%%
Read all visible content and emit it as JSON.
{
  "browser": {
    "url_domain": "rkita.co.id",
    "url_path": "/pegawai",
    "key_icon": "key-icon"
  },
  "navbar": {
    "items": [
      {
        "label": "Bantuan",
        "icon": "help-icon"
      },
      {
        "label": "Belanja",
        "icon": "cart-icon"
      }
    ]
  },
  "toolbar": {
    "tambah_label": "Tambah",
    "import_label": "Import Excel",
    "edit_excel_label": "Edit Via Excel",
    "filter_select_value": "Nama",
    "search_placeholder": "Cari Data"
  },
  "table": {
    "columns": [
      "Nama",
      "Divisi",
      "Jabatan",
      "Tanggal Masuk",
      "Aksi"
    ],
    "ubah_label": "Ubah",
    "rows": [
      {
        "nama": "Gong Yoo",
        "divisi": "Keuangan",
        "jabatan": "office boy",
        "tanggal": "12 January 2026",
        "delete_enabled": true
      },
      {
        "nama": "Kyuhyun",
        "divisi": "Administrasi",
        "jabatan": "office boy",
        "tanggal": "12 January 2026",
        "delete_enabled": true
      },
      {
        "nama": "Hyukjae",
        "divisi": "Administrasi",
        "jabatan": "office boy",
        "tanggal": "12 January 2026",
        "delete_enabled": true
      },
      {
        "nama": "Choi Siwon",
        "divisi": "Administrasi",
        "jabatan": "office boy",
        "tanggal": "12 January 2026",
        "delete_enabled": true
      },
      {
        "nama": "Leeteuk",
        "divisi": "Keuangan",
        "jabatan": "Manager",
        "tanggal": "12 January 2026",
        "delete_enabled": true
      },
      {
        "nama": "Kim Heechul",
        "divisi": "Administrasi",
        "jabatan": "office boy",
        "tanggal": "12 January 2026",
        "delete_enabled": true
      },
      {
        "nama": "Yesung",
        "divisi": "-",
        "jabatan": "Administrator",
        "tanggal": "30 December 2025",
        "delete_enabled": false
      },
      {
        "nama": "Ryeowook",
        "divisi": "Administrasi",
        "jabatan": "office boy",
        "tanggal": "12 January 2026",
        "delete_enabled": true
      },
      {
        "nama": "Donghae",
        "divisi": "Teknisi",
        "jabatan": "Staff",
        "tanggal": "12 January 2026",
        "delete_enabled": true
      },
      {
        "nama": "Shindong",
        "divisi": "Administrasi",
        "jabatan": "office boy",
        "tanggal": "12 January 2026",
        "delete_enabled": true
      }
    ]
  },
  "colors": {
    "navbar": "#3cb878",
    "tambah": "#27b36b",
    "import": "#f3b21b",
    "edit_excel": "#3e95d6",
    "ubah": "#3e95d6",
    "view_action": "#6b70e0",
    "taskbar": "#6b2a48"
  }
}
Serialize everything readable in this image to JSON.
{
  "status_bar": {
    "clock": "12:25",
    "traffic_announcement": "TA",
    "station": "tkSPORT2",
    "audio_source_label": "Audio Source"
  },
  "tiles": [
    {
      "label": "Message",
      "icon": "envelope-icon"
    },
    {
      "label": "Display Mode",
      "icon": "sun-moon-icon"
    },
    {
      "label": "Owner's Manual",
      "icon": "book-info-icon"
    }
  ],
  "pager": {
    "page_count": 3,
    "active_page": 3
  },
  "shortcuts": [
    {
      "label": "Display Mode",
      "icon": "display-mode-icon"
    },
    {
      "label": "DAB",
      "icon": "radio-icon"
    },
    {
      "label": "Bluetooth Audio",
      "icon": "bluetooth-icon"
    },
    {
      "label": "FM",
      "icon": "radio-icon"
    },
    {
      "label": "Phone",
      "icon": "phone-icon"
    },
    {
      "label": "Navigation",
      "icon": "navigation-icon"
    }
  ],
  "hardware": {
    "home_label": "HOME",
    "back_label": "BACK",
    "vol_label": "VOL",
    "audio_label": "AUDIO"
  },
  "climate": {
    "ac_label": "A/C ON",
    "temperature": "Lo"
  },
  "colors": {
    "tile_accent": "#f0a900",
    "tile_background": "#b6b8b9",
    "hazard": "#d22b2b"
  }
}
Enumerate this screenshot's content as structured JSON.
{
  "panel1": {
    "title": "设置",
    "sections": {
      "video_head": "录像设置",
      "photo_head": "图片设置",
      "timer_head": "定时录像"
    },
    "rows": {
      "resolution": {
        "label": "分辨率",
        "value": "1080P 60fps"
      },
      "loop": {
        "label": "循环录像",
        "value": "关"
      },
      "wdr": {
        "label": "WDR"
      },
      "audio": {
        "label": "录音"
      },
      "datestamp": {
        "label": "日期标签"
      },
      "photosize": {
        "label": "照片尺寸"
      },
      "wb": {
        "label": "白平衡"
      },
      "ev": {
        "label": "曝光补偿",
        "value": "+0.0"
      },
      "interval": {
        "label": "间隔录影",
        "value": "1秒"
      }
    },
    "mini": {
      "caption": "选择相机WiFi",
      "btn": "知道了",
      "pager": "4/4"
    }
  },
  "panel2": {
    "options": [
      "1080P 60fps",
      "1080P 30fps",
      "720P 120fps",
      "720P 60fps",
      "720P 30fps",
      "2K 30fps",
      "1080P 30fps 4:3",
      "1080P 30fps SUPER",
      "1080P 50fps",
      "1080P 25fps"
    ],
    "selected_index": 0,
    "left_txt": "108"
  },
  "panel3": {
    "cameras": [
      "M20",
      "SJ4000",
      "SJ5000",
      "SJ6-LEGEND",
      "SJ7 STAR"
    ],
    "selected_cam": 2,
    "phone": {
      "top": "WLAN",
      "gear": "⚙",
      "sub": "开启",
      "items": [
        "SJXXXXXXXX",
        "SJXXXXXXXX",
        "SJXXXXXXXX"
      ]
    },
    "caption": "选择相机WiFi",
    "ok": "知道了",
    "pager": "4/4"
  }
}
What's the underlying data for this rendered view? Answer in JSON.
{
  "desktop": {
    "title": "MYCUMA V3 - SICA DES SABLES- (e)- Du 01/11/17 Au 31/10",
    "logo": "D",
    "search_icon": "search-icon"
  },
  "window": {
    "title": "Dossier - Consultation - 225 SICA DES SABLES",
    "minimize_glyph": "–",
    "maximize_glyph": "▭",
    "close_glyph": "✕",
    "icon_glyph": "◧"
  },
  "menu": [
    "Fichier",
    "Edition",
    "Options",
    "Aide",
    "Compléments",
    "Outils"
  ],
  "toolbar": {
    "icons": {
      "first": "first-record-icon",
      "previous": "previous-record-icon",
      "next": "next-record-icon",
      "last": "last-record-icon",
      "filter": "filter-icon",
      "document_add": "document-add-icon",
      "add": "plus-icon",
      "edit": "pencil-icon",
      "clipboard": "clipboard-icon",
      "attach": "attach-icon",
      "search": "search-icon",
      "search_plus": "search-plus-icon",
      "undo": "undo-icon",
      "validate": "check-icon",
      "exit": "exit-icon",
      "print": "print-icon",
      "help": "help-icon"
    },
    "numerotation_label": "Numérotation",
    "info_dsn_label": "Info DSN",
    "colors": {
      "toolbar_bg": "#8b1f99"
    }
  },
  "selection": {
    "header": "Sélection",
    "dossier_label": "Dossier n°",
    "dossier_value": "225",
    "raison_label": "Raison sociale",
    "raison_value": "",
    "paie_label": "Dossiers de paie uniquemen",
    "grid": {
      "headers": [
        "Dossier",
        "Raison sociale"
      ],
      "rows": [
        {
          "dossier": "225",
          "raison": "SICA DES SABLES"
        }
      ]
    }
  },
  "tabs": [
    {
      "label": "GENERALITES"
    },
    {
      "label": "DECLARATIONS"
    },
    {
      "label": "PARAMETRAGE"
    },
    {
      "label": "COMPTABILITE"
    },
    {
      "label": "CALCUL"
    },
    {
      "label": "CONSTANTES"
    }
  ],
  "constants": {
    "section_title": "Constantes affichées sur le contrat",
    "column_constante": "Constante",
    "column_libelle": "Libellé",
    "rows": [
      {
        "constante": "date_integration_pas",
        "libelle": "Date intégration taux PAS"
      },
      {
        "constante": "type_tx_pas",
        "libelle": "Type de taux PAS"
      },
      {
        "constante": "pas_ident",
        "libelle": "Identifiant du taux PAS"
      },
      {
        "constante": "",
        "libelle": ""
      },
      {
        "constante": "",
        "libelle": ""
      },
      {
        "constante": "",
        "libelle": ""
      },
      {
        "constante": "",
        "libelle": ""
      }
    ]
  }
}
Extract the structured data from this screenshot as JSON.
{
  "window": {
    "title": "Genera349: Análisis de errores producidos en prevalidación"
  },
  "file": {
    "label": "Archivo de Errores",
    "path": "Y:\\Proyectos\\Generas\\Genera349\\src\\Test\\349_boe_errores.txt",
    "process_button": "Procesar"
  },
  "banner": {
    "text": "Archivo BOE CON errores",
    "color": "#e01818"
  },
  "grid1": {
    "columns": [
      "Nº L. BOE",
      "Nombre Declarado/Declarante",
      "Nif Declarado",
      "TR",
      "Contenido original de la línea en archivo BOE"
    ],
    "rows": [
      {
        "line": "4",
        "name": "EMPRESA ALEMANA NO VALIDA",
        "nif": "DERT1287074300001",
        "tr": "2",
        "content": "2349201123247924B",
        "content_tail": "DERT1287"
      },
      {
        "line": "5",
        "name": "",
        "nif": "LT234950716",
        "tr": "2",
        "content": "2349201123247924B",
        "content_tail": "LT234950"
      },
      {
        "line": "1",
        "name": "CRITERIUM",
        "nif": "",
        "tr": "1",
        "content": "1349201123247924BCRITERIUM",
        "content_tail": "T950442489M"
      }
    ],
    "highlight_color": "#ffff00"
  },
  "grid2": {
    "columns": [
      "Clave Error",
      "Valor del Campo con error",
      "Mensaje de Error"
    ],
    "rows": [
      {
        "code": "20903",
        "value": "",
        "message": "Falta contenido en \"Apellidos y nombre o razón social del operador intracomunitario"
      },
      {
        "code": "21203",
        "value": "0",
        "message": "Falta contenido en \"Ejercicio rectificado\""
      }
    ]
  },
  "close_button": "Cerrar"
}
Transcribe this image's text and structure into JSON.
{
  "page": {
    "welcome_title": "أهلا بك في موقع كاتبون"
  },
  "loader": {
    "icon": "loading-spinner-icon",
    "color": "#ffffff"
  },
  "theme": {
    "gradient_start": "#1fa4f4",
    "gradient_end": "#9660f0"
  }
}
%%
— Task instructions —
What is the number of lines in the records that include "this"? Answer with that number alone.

— Solution below —
5